Joystick controlled driving for drivers with disabilities: A driving simulator experiment
2005 (English)Report (Other academic)
A driving simulator experiment was conducted to investigate two design features of four-way joystick systems used for vehicle control (accelerator, brake and steering). Effects of active force feedback and decoupled speed and steering control were investigated. These were features expected to
facilitate driving with joystick systems. Time lags were made similar to what is found in conventional primary car controls, as those found in existing joystick systems seems to complicate usage and prolong learning. The joystick was designed for drivers with severe locomotor disabilities. Sixteen drivers with spinal cord injuries at a cervical level participated, all inexperienced with joystick driving. All participants drove on a rural road and performed a double lane change manoeuvre task. It was found that the decoupling provided better control and less workload, especially for those eight drivers with better hand and arm function. Active force feedback together with decoupled control was found positive for the same subgroup and provided better control in the lane change manoeuvre. However, drivers with less arm and hand function preferred passive feedback, and active feedback was even found disturbing. In general, the tested joystick was found to be very easy to learn which was attributed to the short in time lags.
Place, publisher, year, edition, pages
Linköping: Statens väg- och transportforskningsinstitut, 2005.
VTI rapport, ISSN 0347-6030 ; 506A
English, Sweden, Disabled person, Driver, Adaptation, Car, Equipment, Steering, Simulator, Test

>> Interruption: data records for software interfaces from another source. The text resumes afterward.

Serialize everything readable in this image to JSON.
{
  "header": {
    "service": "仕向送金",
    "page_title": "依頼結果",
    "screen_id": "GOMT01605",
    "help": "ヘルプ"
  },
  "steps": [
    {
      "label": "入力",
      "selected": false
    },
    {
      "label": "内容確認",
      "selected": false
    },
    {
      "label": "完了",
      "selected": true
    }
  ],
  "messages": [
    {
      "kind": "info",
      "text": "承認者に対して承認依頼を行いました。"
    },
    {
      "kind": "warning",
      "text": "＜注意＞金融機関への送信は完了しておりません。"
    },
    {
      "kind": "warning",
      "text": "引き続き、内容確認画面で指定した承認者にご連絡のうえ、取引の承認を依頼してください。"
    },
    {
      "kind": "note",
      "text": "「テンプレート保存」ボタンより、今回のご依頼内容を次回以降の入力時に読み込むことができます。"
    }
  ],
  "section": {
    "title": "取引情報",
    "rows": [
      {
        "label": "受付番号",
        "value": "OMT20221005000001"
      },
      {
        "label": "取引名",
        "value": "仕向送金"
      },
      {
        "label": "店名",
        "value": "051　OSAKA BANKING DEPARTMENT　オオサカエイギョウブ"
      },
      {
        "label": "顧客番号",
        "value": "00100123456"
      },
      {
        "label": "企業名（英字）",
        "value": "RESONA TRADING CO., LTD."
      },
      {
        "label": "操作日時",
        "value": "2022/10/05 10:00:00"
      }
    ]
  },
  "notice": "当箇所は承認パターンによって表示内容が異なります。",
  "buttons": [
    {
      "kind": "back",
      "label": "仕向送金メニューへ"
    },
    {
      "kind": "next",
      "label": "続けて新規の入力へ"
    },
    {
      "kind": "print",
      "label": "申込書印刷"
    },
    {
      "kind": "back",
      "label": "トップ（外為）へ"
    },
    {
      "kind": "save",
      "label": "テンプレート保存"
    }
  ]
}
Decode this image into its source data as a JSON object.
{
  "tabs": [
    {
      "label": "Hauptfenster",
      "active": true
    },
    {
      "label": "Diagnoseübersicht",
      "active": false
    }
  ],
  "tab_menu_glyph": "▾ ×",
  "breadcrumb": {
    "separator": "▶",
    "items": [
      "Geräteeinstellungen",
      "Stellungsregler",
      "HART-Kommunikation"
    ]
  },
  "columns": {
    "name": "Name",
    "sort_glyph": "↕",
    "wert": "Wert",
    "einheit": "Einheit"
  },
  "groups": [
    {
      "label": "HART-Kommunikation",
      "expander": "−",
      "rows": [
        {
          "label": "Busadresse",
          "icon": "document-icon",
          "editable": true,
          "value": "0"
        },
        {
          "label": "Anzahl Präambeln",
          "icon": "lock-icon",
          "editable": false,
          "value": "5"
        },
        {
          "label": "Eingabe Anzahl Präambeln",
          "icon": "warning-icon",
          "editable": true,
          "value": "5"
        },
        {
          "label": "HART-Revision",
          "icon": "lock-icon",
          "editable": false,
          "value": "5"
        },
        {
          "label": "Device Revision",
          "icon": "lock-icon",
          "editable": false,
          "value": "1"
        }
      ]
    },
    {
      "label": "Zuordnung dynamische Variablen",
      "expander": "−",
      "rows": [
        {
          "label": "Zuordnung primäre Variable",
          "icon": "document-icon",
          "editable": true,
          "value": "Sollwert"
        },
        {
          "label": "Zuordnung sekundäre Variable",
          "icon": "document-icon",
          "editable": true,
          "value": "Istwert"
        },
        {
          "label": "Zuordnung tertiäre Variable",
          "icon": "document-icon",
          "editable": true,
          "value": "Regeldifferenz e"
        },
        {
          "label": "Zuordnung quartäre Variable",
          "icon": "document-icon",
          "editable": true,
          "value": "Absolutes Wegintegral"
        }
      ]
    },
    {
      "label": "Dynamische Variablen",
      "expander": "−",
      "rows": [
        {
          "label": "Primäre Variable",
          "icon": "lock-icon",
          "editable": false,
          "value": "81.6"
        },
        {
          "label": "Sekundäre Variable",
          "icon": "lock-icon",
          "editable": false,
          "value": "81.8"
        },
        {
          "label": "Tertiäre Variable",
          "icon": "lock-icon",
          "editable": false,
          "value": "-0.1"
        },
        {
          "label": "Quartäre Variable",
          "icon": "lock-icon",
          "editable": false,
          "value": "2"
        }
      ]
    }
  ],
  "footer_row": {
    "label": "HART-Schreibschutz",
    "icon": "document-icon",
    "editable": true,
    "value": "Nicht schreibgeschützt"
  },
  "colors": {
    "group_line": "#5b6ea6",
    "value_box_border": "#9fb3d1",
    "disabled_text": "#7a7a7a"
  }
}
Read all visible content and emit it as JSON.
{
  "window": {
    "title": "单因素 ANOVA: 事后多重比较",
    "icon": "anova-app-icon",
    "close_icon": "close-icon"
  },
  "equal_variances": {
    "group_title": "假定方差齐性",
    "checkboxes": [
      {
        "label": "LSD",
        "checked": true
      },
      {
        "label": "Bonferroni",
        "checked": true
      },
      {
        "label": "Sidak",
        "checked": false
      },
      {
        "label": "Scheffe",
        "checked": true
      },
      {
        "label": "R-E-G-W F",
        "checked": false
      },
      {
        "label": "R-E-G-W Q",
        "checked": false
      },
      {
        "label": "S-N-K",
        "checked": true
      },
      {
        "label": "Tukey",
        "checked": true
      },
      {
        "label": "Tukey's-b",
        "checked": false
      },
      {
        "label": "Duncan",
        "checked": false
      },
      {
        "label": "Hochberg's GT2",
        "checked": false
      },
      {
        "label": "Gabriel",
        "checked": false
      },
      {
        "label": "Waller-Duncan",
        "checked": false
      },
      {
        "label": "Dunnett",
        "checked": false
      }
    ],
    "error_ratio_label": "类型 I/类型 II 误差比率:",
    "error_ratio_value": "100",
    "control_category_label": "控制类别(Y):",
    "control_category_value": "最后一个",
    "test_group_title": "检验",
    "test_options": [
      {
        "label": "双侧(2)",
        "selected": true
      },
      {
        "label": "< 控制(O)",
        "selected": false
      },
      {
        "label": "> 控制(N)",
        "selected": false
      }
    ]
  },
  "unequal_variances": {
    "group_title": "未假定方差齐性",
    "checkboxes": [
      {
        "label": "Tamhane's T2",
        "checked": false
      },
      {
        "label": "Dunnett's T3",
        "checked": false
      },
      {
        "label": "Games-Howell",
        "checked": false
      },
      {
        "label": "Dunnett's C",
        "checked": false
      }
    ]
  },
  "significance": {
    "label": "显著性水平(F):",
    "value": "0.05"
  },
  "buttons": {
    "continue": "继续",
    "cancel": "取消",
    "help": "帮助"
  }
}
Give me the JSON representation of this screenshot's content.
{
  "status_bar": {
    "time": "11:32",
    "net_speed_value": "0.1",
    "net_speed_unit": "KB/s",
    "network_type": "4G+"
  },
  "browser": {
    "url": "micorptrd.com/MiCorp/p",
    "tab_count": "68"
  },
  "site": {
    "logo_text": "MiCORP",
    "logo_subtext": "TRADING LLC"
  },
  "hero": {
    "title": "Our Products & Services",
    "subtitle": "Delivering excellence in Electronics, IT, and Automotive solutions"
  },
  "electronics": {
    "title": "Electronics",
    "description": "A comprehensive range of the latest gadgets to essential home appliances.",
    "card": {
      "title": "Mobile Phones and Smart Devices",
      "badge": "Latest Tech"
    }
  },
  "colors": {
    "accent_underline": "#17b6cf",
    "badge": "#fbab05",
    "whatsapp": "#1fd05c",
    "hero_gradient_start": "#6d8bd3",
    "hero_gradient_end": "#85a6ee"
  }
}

Research subject Road: Vehicles and vehicle technology, Road: Components of the vehicle
IdentifiersURN: urn:nbn:se:vti:diva-6374OAI: oai:DiVA.org:vti-6374DiVA: diva2:675251